─── PROVIDED INFORMATION
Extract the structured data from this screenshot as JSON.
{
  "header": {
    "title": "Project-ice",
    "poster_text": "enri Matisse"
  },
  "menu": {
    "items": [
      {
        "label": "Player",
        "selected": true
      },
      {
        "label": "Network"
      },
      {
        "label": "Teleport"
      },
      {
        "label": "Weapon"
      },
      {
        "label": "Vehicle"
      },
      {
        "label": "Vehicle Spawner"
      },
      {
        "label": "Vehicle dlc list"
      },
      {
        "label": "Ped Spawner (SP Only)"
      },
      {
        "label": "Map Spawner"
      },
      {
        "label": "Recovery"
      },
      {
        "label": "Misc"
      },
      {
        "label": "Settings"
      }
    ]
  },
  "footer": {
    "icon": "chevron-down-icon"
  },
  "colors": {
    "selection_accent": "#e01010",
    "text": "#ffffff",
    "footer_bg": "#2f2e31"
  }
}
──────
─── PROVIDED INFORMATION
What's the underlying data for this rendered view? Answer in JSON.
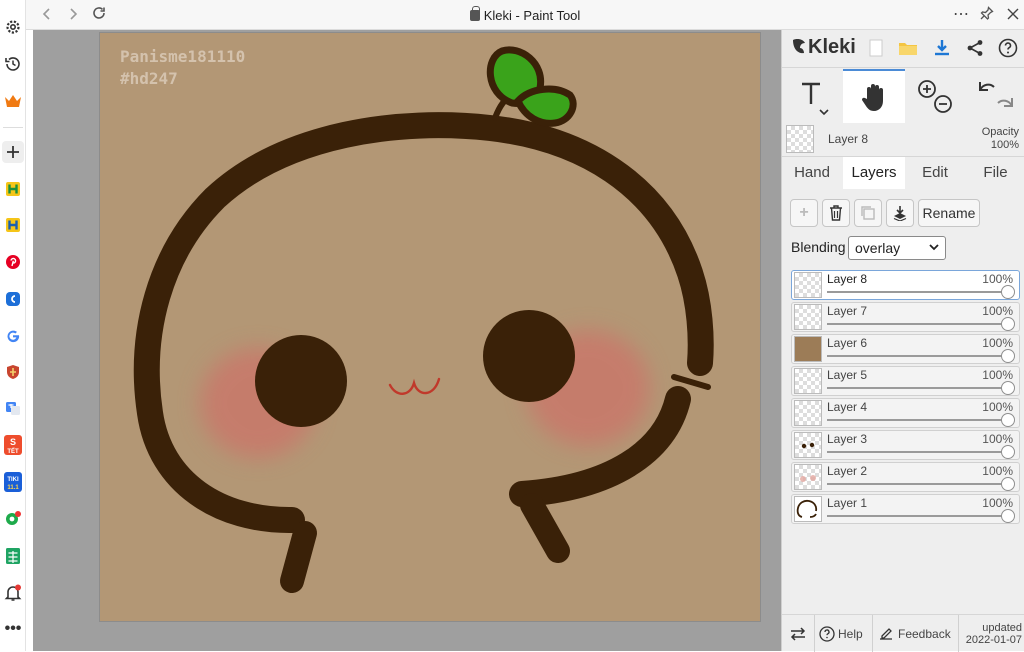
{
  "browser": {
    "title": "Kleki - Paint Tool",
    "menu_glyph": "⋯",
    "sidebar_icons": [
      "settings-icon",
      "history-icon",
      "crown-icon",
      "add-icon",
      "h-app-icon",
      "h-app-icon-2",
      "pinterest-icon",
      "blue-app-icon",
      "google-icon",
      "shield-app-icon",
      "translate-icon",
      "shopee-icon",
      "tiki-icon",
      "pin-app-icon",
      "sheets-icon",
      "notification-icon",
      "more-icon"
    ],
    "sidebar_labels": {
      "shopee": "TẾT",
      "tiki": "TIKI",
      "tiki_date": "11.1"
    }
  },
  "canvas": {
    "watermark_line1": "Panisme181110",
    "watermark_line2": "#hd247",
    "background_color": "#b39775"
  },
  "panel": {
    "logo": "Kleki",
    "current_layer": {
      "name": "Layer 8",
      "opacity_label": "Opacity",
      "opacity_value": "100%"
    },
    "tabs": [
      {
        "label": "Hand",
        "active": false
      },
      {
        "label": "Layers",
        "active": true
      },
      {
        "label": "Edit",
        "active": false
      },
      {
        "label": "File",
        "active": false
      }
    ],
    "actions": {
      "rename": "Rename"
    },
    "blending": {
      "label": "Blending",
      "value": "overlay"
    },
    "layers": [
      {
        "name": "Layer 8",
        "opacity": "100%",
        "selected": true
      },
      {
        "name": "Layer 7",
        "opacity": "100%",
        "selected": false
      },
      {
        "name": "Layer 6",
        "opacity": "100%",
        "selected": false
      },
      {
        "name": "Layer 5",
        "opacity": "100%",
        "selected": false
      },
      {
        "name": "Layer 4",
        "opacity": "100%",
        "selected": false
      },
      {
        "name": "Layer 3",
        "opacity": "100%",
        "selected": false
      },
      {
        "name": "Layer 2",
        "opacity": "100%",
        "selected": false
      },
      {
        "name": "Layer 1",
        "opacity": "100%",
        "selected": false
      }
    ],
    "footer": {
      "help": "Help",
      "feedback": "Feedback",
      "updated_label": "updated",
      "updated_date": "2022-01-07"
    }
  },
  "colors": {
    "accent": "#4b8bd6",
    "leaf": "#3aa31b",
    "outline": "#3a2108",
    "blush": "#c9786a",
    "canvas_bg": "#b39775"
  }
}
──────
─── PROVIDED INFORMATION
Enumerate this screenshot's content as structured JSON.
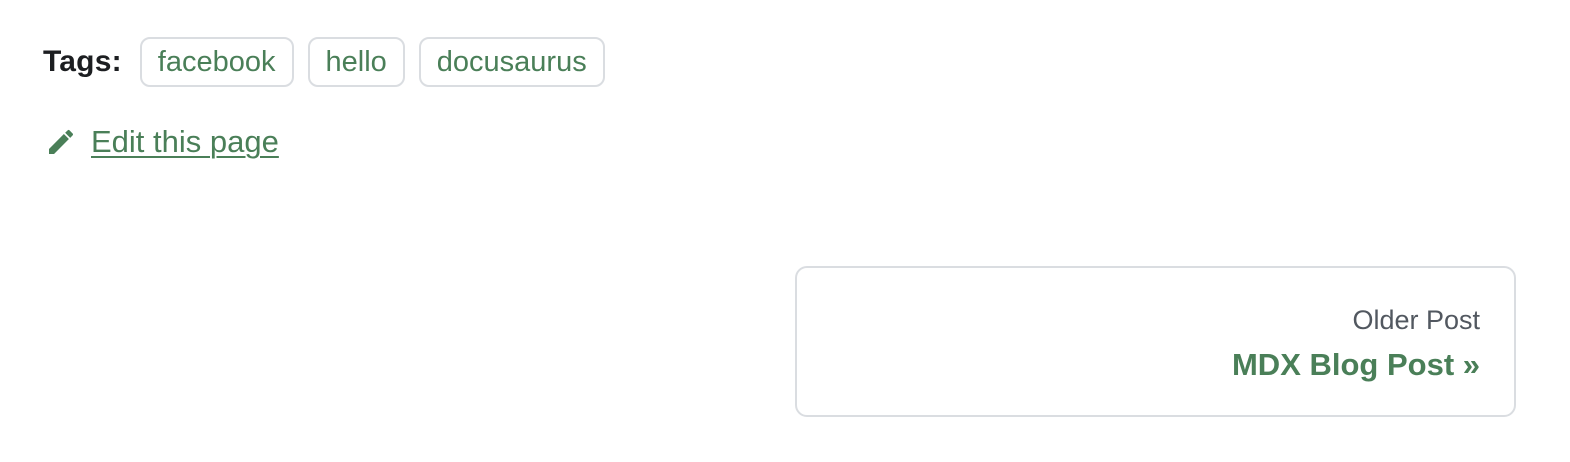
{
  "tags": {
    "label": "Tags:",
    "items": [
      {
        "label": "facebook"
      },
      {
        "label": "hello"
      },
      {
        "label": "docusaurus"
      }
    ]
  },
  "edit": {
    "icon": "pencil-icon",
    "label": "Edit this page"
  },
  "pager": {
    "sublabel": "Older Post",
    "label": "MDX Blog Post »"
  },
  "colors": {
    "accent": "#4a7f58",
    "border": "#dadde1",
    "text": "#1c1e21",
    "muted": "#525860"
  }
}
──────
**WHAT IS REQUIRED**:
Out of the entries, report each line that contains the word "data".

**EXERCISE RESULT**:
Extract the structured data from this screenshot as JSON.
What's the underlying data for this rendered view? Answer in JSON.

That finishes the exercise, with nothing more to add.